Author On the Bookcase: Jyotsna Sreenivasan
Please welcome Jyotsna Sreenivasan to On the Bookcase! Jyotsna tells us why she wrote her latest novel, And Laughter Fell from the Sky, with Edith Wharton's The House of Mirth in mind.
My new novel, And Laughter Fell from the Sky, was inspired and influenced by a classic novel first published in 1905: The House of Mirth, by Edith Wharton. While some readers find this connection to a classic novel fascinating, others question why an author would base a new novel on an existing novel.
Why, indeed? Why not make up something completely new?
Here is my answer: writing is a form of communication, just as talking is. We don’t learn to talk in isolation. We learn to talk by listening to others speak, practicing speech ourselves, receiving feedback, listening some more, and practicing some more. We are influenced by the speakers around us to adopt a certain accent, vocabulary, and choice of topics.
It’s natural that, as writers, we are influenced, consciously or not, by other books and written materials. We learn to write by reading, practicing writing, receiving feedback, reading some more, and writing some more.
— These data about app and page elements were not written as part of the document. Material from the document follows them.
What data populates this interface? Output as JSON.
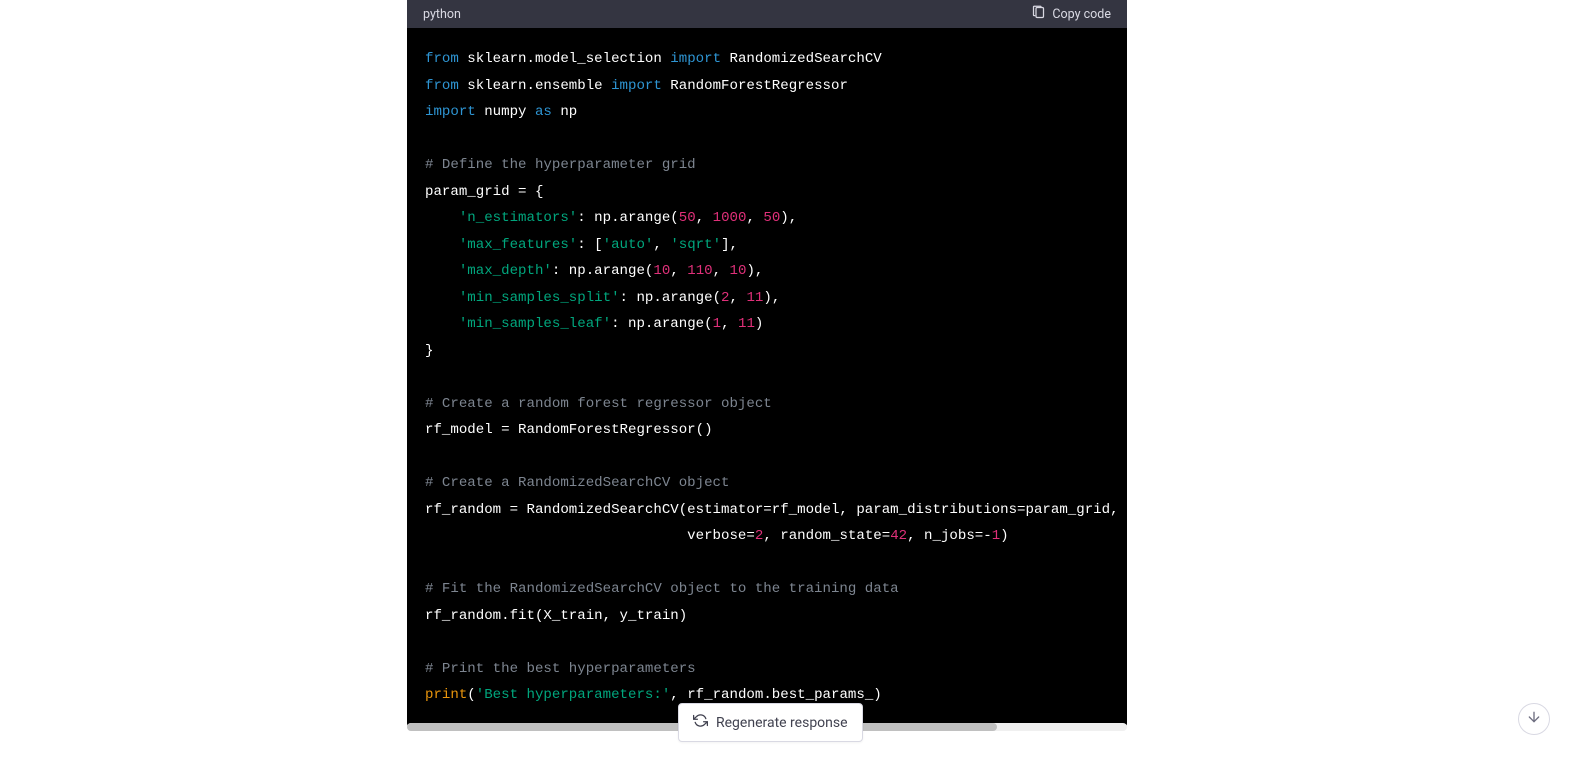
{
  "header": {
    "language": "python",
    "copy_label": "Copy code"
  },
  "regen_label": "Regenerate response",
  "code": {
    "tokens": [
      [
        [
          "kw",
          "from"
        ],
        [
          "",
          " sklearn.model_selection "
        ],
        [
          "kw",
          "import"
        ],
        [
          "",
          " RandomizedSearchCV"
        ]
      ],
      [
        [
          "kw",
          "from"
        ],
        [
          "",
          " sklearn.ensemble "
        ],
        [
          "kw",
          "import"
        ],
        [
          "",
          " RandomForestRegressor"
        ]
      ],
      [
        [
          "kw",
          "import"
        ],
        [
          "",
          " numpy "
        ],
        [
          "kw",
          "as"
        ],
        [
          "",
          " np"
        ]
      ],
      [],
      [
        [
          "cmt",
          "# Define the hyperparameter grid"
        ]
      ],
      [
        [
          "",
          "param_grid = {"
        ]
      ],
      [
        [
          "",
          "    "
        ],
        [
          "str",
          "'n_estimators'"
        ],
        [
          "",
          ": np.arange("
        ],
        [
          "num",
          "50"
        ],
        [
          "",
          ", "
        ],
        [
          "num",
          "1000"
        ],
        [
          "",
          ", "
        ],
        [
          "num",
          "50"
        ],
        [
          "",
          "),"
        ]
      ],
      [
        [
          "",
          "    "
        ],
        [
          "str",
          "'max_features'"
        ],
        [
          "",
          ": ["
        ],
        [
          "str",
          "'auto'"
        ],
        [
          "",
          ", "
        ],
        [
          "str",
          "'sqrt'"
        ],
        [
          "",
          "],"
        ]
      ],
      [
        [
          "",
          "    "
        ],
        [
          "str",
          "'max_depth'"
        ],
        [
          "",
          ": np.arange("
        ],
        [
          "num",
          "10"
        ],
        [
          "",
          ", "
        ],
        [
          "num",
          "110"
        ],
        [
          "",
          ", "
        ],
        [
          "num",
          "10"
        ],
        [
          "",
          "),"
        ]
      ],
      [
        [
          "",
          "    "
        ],
        [
          "str",
          "'min_samples_split'"
        ],
        [
          "",
          ": np.arange("
        ],
        [
          "num",
          "2"
        ],
        [
          "",
          ", "
        ],
        [
          "num",
          "11"
        ],
        [
          "",
          "),"
        ]
      ],
      [
        [
          "",
          "    "
        ],
        [
          "str",
          "'min_samples_leaf'"
        ],
        [
          "",
          ": np.arange("
        ],
        [
          "num",
          "1"
        ],
        [
          "",
          ", "
        ],
        [
          "num",
          "11"
        ],
        [
          "",
          ")"
        ]
      ],
      [
        [
          "",
          "}"
        ]
      ],
      [],
      [
        [
          "cmt",
          "# Create a random forest regressor object"
        ]
      ],
      [
        [
          "",
          "rf_model = RandomForestRegressor()"
        ]
      ],
      [],
      [
        [
          "cmt",
          "# Create a RandomizedSearchCV object"
        ]
      ],
      [
        [
          "",
          "rf_random = RandomizedSearchCV(estimator=rf_model, param_distributions=param_grid,"
        ]
      ],
      [
        [
          "",
          "                               verbose="
        ],
        [
          "num",
          "2"
        ],
        [
          "",
          ", random_state="
        ],
        [
          "num",
          "42"
        ],
        [
          "",
          ", n_jobs=-"
        ],
        [
          "num",
          "1"
        ],
        [
          "",
          ")"
        ]
      ],
      [],
      [
        [
          "cmt",
          "# Fit the RandomizedSearchCV object to the training data"
        ]
      ],
      [
        [
          "",
          "rf_random.fit(X_train, y_train)"
        ]
      ],
      [],
      [
        [
          "cmt",
          "# Print the best hyperparameters"
        ]
      ],
      [
        [
          "bi",
          "print"
        ],
        [
          "",
          "("
        ],
        [
          "str",
          "'Best hyperparameters:'"
        ],
        [
          "",
          ", rf_random.best_params_)"
        ]
      ]
    ]
  }
}
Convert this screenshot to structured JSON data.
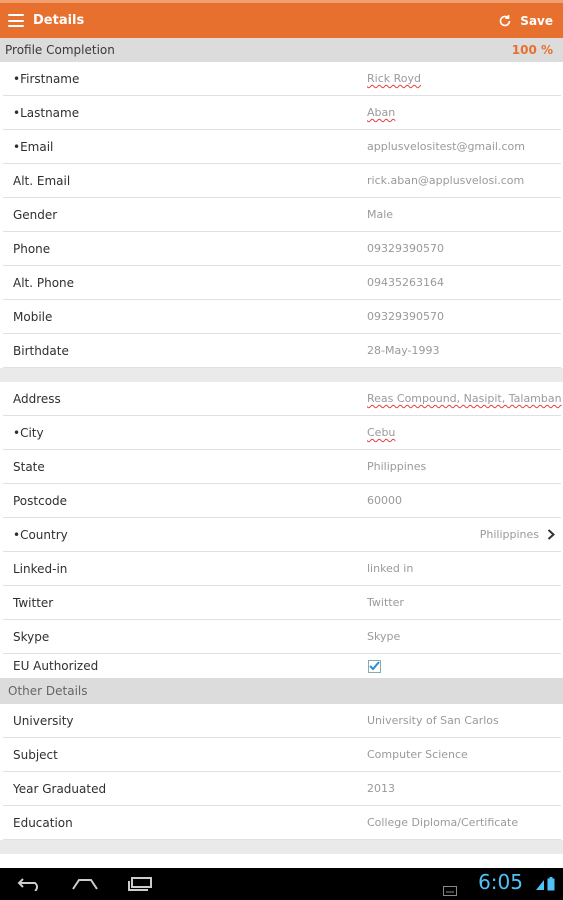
{
  "app": {
    "title": "Details",
    "save_label": "Save",
    "accent": "#e8702e"
  },
  "profile": {
    "label": "Profile Completion",
    "percent": "100 %"
  },
  "fields": [
    {
      "label": "•Firstname",
      "value": "Rick Royd",
      "spell": true
    },
    {
      "label": "•Lastname",
      "value": "Aban",
      "spell": true
    },
    {
      "label": "•Email",
      "value": "applusvelositest@gmail.com"
    },
    {
      "label": "Alt. Email",
      "value": "rick.aban@applusvelosi.com"
    },
    {
      "label": "Gender",
      "value": "Male"
    },
    {
      "label": "Phone",
      "value": "09329390570"
    },
    {
      "label": "Alt. Phone",
      "value": "09435263164"
    },
    {
      "label": "Mobile",
      "value": "09329390570"
    },
    {
      "label": "Birthdate",
      "value": "28-May-1993"
    }
  ],
  "address_fields": [
    {
      "label": "Address",
      "value": "Reas Compound, Nasipit, Talamban",
      "spell": true
    },
    {
      "label": "•City",
      "value": "Cebu",
      "spell": true
    },
    {
      "label": "State",
      "value": "Philippines"
    },
    {
      "label": "Postcode",
      "value": "60000"
    },
    {
      "label": "•Country",
      "value": "Philippines"
    },
    {
      "label": "Linked-in",
      "value": "linked in"
    },
    {
      "label": "Twitter",
      "value": "Twitter"
    },
    {
      "label": "Skype",
      "value": "Skype"
    },
    {
      "label": "EU Authorized",
      "checked": true
    }
  ],
  "other": {
    "header": "Other Details",
    "fields": [
      {
        "label": "University",
        "value": "University of San Carlos"
      },
      {
        "label": "Subject",
        "value": "Computer Science"
      },
      {
        "label": "Year Graduated",
        "value": "2013"
      },
      {
        "label": "Education",
        "value": "College Diploma/Certificate"
      }
    ]
  },
  "status_bar": {
    "time": "6:05"
  }
}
We all know that many of Shakespeare’s plays were inspired and influenced by the work of other writers. Romeo and Juliet was probably based on a long poem called The Tragicall Historye of Romeus and Juliet by Arthur Brooke. King Lear was likely influenced by another play called The True Chronicle History of King Leir. In turn, Jane Smiley based her novel A Thousand Acres on the King Lear story. And of course there are zillions of books out now based on Jane Austen’s work.
I recently read another new novel based on The Age of Innocence by Edith Wharton. The Innocents by Francesca Segal follows Wharton’s novel very closely in terms of characters and plot. Segal even imitates Wharton’s introspective, leisurely writing style. Still, Segal manages to infuse her characters – part of a close-knit Jewish community in London – with their own souls, and for me the story was brought alive in a new way in Segal’s book.
My novel is not as close to The House of Mirth as The Innocents is to The Age of Innocence. For one thing, I did not aim to imitate Wharton’s prose. I wanted to include more dialogue and fewer inner thoughts, and I wanted to avoid authorial explanations. My characters are based more loosely on Wharton’s characters, and in some cases offer a contrast to the corresponding Wharton character.
*If you’re interested in pairing modern novels with classics, here are some resources:
The daughter of Indian immigrants, Jyotsna Sreenivasan was born and raised in Ohio. Her short fiction has appeared in numerous literary magazines and she has received literature grants from the Washington, D.C., Commission on the Arts and Humanities. The author of several nonfiction books published by academic presses and the creator of the online Gender Equality Bookstore, she lives in Moscow, Idaho, with her family. And Laughter Fell From the Sky is her first novel.